Wash it in cold water, drain it well, core hole down.
If you want large intact leaves for wrapping Vietnamese or Chinese style dishes, then run the cold water directly into the hole where the core was. The lettuce will start to fill with water. The weight of the water will start separating the leaves from each other so you can easily pull them away.
Iceberg is often cut in generous wedges, drizzled with a good bleu cheese style dressing and served upright.
It shows up in some asian soups, but I've never been impressed with this usage. There's no flavor and the textural aspect doesn't appeal to me. The chinese love a variety of texture so that's probably why they use it this way.
They'll also use iceberg lettuce to line the clay/sand pot before filling with other ingredients and braising. This imparts a subtle vegetal impact, simplifies clean up and is an interesting presentation.
Chinese lettuce wraps are probably my favorite way to eat iceberg lettuce. You get the crunch of the lettuce and it adds a lot of moisture in the eating of it. RasaMalayasia has a pretty good recipe but there are many variations. The dried mushroom is pretty traditional. Jeff Smith uses half pork, half chicken which I think plays well.
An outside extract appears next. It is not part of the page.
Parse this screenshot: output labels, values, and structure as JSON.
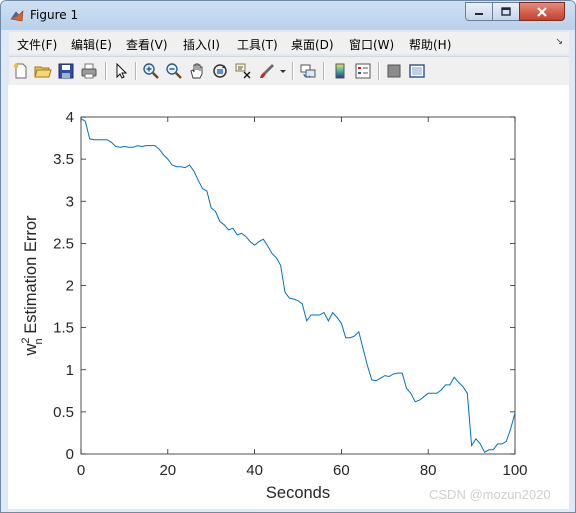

And I like a lot finely chopped ginger as well when I cook the meat. RasaMalaysia uses no ginger.